I suspect this book was written for folks who are relatively unfamiliar with the history of Newton's discoveries and involvement with the English Royal Society. The story timeline was jumpy, moving from early years to late, then back to early and late, again. Had I not already known this tale, I would have been pretty confused about the sequence of events after listening to this account. Additionally, the narrative was excessively repetitive. There are numerous wonderful books explaining the history of Newtons discoveries, but this one is not among them. However, the narrator does a fantastic job, the content was just poor.
This book is certainly a lot of fun for anyone with a passing interest in intellectual history in general, or the turn of the eighteenth century in England in specific. If you're already pretty versed in the beginnings of the Royal Society or the life of Isaac Newton, you probably won't learn very much, but Dolnick's handling of the subject matter is still engaging and makes it feel like you're listening to a story about some old friends. A great aspect of this book is that it pays particular attention to the interpersonal relationships between the great minds of the era. Newton's feuds could fill a book of their own, but this book handles some of the big ones rather neatly.
I would like to point out, however, that the reading is pretty grating. Alan Sklar certainly has a pleasant speaking voice, but his delivery of the material seems almost condescending at times. At several points in the narration, he actually chuckles while delivering some lines, and the result is that he comes across as holding the primary sources in contempt, whether that is actually true or not. Some of the great discoveries of that time have become practically cliché, but in their original context they deserve more respect than this reading gives them.
Still, this book is an enjoyable experience from start to finish. As someone who has researched this particular period fairly extensively, I didn't really learn much from it, but I enjoyed listening. I recommend it to anyone interested in learning more about the Scientific Revolution, or what kind of man Sir Isaac Newton actually was.
This book is full of fascinating history and science. It reads more as a story rather than an historical reference, though. But having a hard copy version would be useful to refer back to for the sheer density of information. The author presents the material in a logical, well-organized manner with an entertaining style. The narrator, however, tended toward monotony now and again. Still, his diction was clear and the recording lacked any true quirky irritations.
Reading, the arts and physical activity clarify, explain, illustrate, and interpret life’s goods and bads.
The Clockwork Universe, by Edward Dolnick, narrated by Alan Sklar. The cursory story of the scientific and mathematical components of the renaissance.
This book was effectively delivered in three parts. First we were taught the medieval times left western civilization in ignorance. The populace was laden with myth, old wives’ tales, and superstition as its only learning. In other words, the western Europeans were in abject ignorance. The second part introduces us to some of the renaissance’s greatest thinkers, including Galileo, Newton and Leibnitz. None of that was particularly interesting, well written or of probative value. The final portion of the book explained some of the ingenious discoveries of those three prodigies and others. The explanation of Galileo’s perception of motion, Newton’s discovery of gravity, the components of light and calculus, and his competition with Leibnitz for genius of the time became a bit more interesting.

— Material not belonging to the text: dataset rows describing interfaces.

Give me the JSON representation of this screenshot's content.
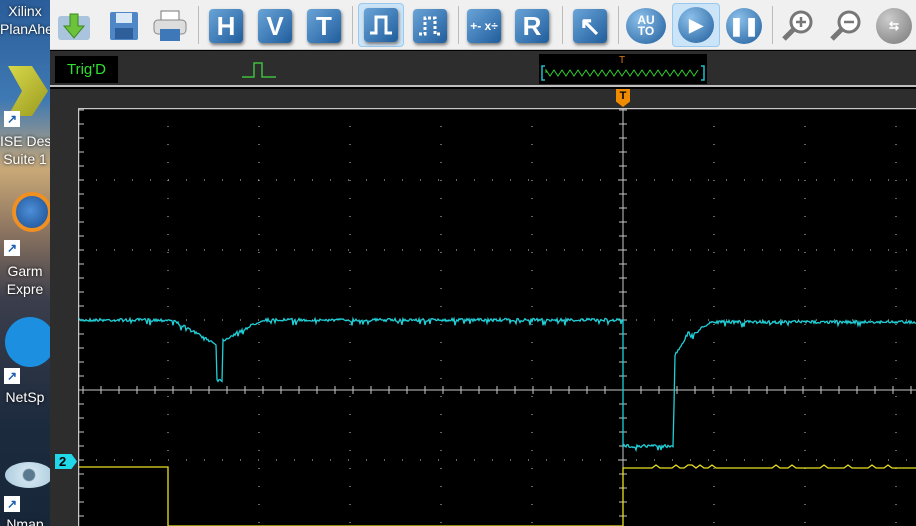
{
  "desktop": {
    "icons": [
      {
        "label": "Xilinx PlanAhead",
        "lines": [
          "Xilinx",
          "PlanAhe"
        ]
      },
      {
        "label": "ISE Design Suite",
        "lines": [
          "ISE Des",
          "Suite 1"
        ]
      },
      {
        "label": "Garmin Express",
        "lines": [
          "Garm",
          "Expre"
        ]
      },
      {
        "label": "NetSpot",
        "lines": [
          "NetSp"
        ]
      },
      {
        "label": "Nmap",
        "lines": [
          "Nmap"
        ]
      }
    ]
  },
  "toolbar": {
    "open": "open-icon",
    "save": "save-icon",
    "print": "print-icon",
    "h": "H",
    "v": "V",
    "t": "T",
    "r": "R",
    "auto": "AU TO",
    "math": "+- x÷"
  },
  "status": {
    "trigger_state": "Trig'D",
    "trigger_marker": "T"
  },
  "scope": {
    "channel2_label": "2",
    "colors": {
      "ch1": "#20d0d8",
      "ch2": "#e8e020",
      "grid": "#c8c8c8",
      "trigger": "#f08a00"
    }
  }
}
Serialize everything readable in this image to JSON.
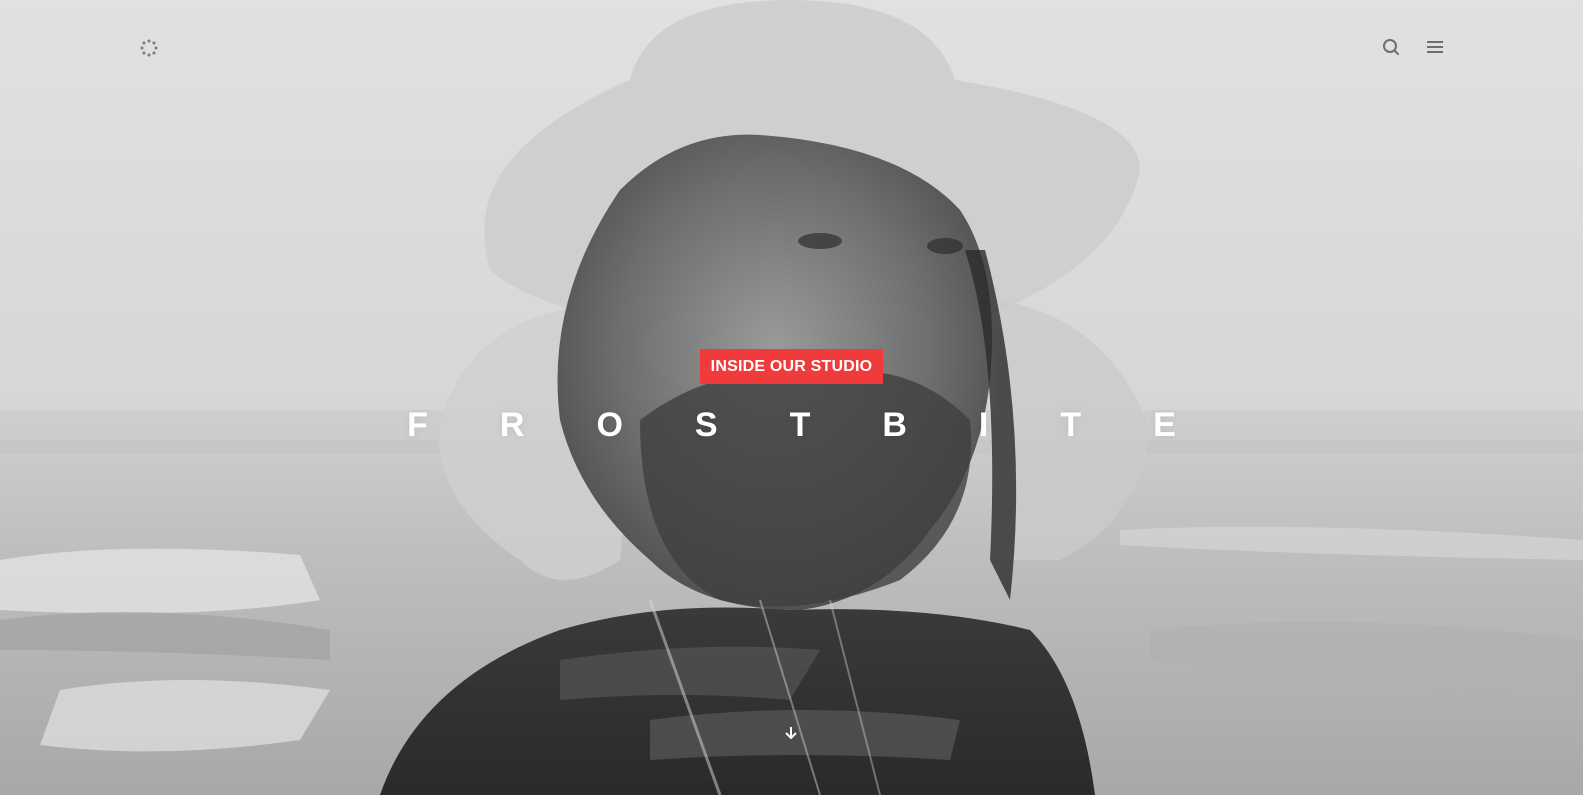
{
  "hero": {
    "tag_label": "INSIDE OUR STUDIO",
    "title": "FROSTBITE"
  },
  "header": {
    "logo_icon": "dotted-circle-logo-icon",
    "search_icon": "search-icon",
    "menu_icon": "hamburger-menu-icon"
  },
  "scroll": {
    "icon": "arrow-down-icon"
  },
  "colors": {
    "accent": "#ef3b3b",
    "title_text": "#ffffff",
    "icon": "#6f6f6f"
  }
}
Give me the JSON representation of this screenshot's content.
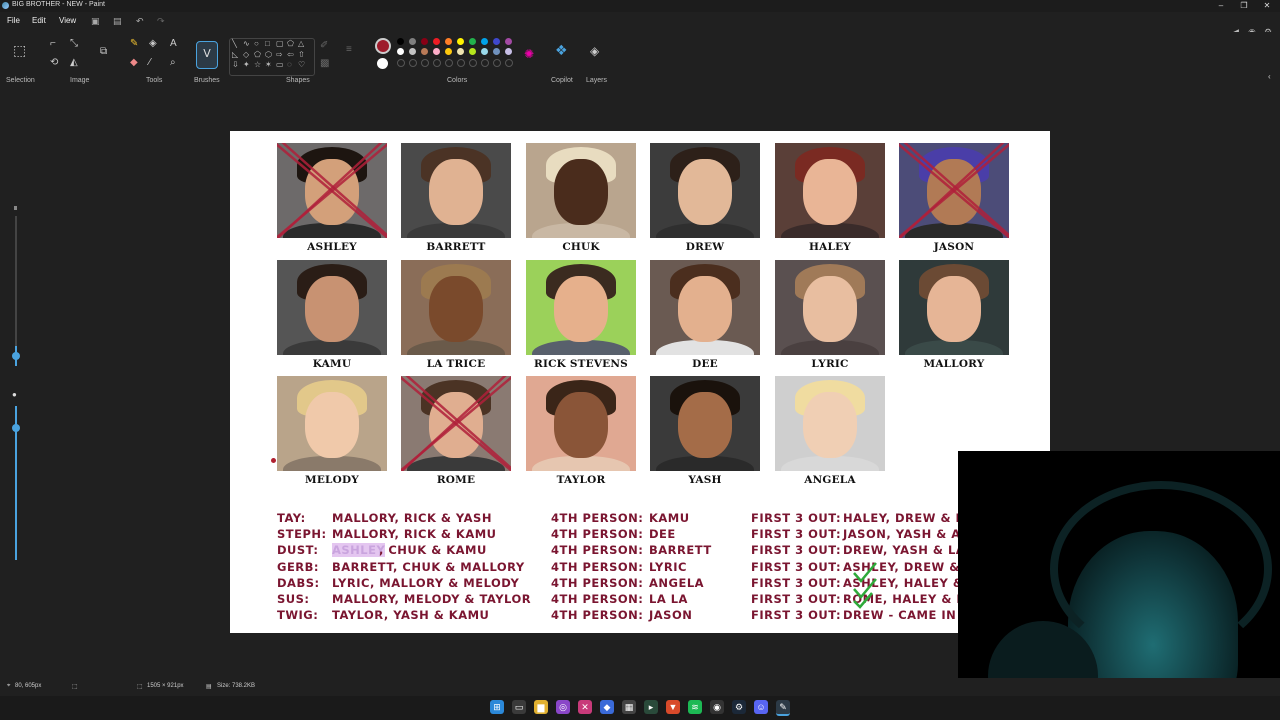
{
  "window": {
    "title": "BIG BROTHER - NEW - Paint",
    "minimize": "–",
    "maximize": "❐",
    "close": "✕"
  },
  "menu": {
    "file": "File",
    "edit": "Edit",
    "view": "View"
  },
  "ribbon": {
    "groups": {
      "selection": "Selection",
      "image": "Image",
      "tools": "Tools",
      "brushes": "Brushes",
      "shapes": "Shapes",
      "colors": "Colors",
      "copilot": "Copilot",
      "layers": "Layers"
    },
    "primary_color": "#9e1b2b",
    "secondary_color": "#ffffff",
    "palette_row1": [
      "#000000",
      "#7f7f7f",
      "#880015",
      "#ed1c24",
      "#ff7f27",
      "#fff200",
      "#22b14c",
      "#00a2e8",
      "#3f48cc",
      "#a349a4"
    ],
    "palette_row2": [
      "#ffffff",
      "#c3c3c3",
      "#b97a57",
      "#ffaec9",
      "#ffc90e",
      "#efe4b0",
      "#b5e61d",
      "#99d9ea",
      "#7092be",
      "#c8bfe7"
    ]
  },
  "contestants": [
    {
      "name": "ASHLEY",
      "x_mark": true,
      "bg": "#6d6a6a",
      "skin": "#d3a07a",
      "hair": "#1d1510",
      "shirt": "#2b2b2b"
    },
    {
      "name": "BARRETT",
      "x_mark": false,
      "bg": "#4a4a4a",
      "skin": "#e0b292",
      "hair": "#4b3325",
      "shirt": "#3a3a3a"
    },
    {
      "name": "CHUK",
      "x_mark": false,
      "bg": "#b9a58e",
      "skin": "#4a2c1c",
      "hair": "#e8dcc0",
      "shirt": "#c9b8a4"
    },
    {
      "name": "DREW",
      "x_mark": false,
      "bg": "#3c3c3c",
      "skin": "#e2b898",
      "hair": "#2d2019",
      "shirt": "#2f2f2f"
    },
    {
      "name": "HALEY",
      "x_mark": false,
      "bg": "#5a3f38",
      "skin": "#e9b596",
      "hair": "#7a2a22",
      "shirt": "#3a2b2a"
    },
    {
      "name": "JASON",
      "x_mark": true,
      "bg": "#4c4c78",
      "skin": "#b17a55",
      "hair": "#4a3ea8",
      "shirt": "#2a2a2a"
    },
    {
      "name": "KAMU",
      "x_mark": false,
      "bg": "#555555",
      "skin": "#c89272",
      "hair": "#2a1d16",
      "shirt": "#3a3a3a"
    },
    {
      "name": "LA TRICE",
      "x_mark": false,
      "bg": "#8a6d58",
      "skin": "#7a4a2c",
      "hair": "#9c7a50",
      "shirt": "#6a5a4a"
    },
    {
      "name": "RICK STEVENS",
      "x_mark": false,
      "bg": "#9bd15a",
      "skin": "#e6b08c",
      "hair": "#3b2b20",
      "shirt": "#58606c"
    },
    {
      "name": "DEE",
      "x_mark": false,
      "bg": "#6a5a52",
      "skin": "#e3b08e",
      "hair": "#4b2e1e",
      "shirt": "#e2e2e2"
    },
    {
      "name": "LYRIC",
      "x_mark": false,
      "bg": "#5a5050",
      "skin": "#e8bea0",
      "hair": "#a07a58",
      "shirt": "#4a4040"
    },
    {
      "name": "MALLORY",
      "x_mark": false,
      "bg": "#2f3a3a",
      "skin": "#e6b596",
      "hair": "#6b4a34",
      "shirt": "#3a4a48"
    },
    {
      "name": "MELODY",
      "x_mark": false,
      "bg": "#b9a48a",
      "skin": "#f0c9aa",
      "hair": "#e2c88a",
      "shirt": "#8a7a6a"
    },
    {
      "name": "ROME",
      "x_mark": true,
      "bg": "#8a7a72",
      "skin": "#e0ae90",
      "hair": "#4b3324",
      "shirt": "#3a3a3a"
    },
    {
      "name": "TAYLOR",
      "x_mark": false,
      "bg": "#e0a892",
      "skin": "#8a5538",
      "hair": "#3a2518",
      "shirt": "#e6c6b0"
    },
    {
      "name": "YASH",
      "x_mark": false,
      "bg": "#3a3a3a",
      "skin": "#a46c48",
      "hair": "#1a120c",
      "shirt": "#2a2a2a"
    },
    {
      "name": "ANGELA",
      "x_mark": false,
      "bg": "#cfcfcf",
      "skin": "#f0cfb4",
      "hair": "#f0dca0",
      "shirt": "#d8d8d8"
    }
  ],
  "predictions": [
    {
      "person": "TAY:",
      "final3": "MALLORY, RICK & YASH",
      "fourth_label": "4TH PERSON:",
      "fourth": "KAMU",
      "out_label": "FIRST 3 OUT:",
      "out": "HALEY, DREW & M"
    },
    {
      "person": "STEPH:",
      "final3": "MALLORY, RICK & KAMU",
      "fourth_label": "4TH PERSON:",
      "fourth": "DEE",
      "out_label": "FIRST 3 OUT:",
      "out": "JASON, YASH & A"
    },
    {
      "person": "DUST:",
      "final3_highlight": "ASHLEY",
      "final3": ", CHUK & KAMU",
      "fourth_label": "4TH PERSON:",
      "fourth": "BARRETT",
      "out_label": "FIRST 3 OUT:",
      "out": "DREW, YASH & LA"
    },
    {
      "person": "GERB:",
      "final3": "BARRETT, CHUK & MALLORY",
      "fourth_label": "4TH PERSON:",
      "fourth": "LYRIC",
      "out_label": "FIRST 3 OUT:",
      "out": "ASHLEY, DREW & Y"
    },
    {
      "person": "DABS:",
      "final3": "LYRIC, MALLORY & MELODY",
      "fourth_label": "4TH PERSON:",
      "fourth": "ANGELA",
      "out_label": "FIRST 3 OUT:",
      "out": "ASHLEY, HALEY &"
    },
    {
      "person": "SUS:",
      "final3": "MALLORY, MELODY & TAYLOR",
      "fourth_label": "4TH PERSON:",
      "fourth": "LA LA",
      "out_label": "FIRST 3 OUT:",
      "out": "ROME, HALEY & D"
    },
    {
      "person": "TWIG:",
      "final3": "TAYLOR, YASH & KAMU",
      "fourth_label": "4TH PERSON:",
      "fourth": "JASON",
      "out_label": "FIRST 3 OUT:",
      "out": "DREW - CAME IN"
    }
  ],
  "status": {
    "cursor_pos": "80, 605px",
    "canvas_size": "1505 × 921px",
    "file_size": "Size: 738.2KB"
  }
}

On whole a disappointment. Too little to make the read worth the undertaking. Yet, not too burdensome to read if one has nothing better to do and the subject matter is of interest.
A few curious men shared their interest and ideas and in doing so forever changed our understanding of the world. This is an entertaining look back at the building blocks of scientific inquiry and its impact on the modern world.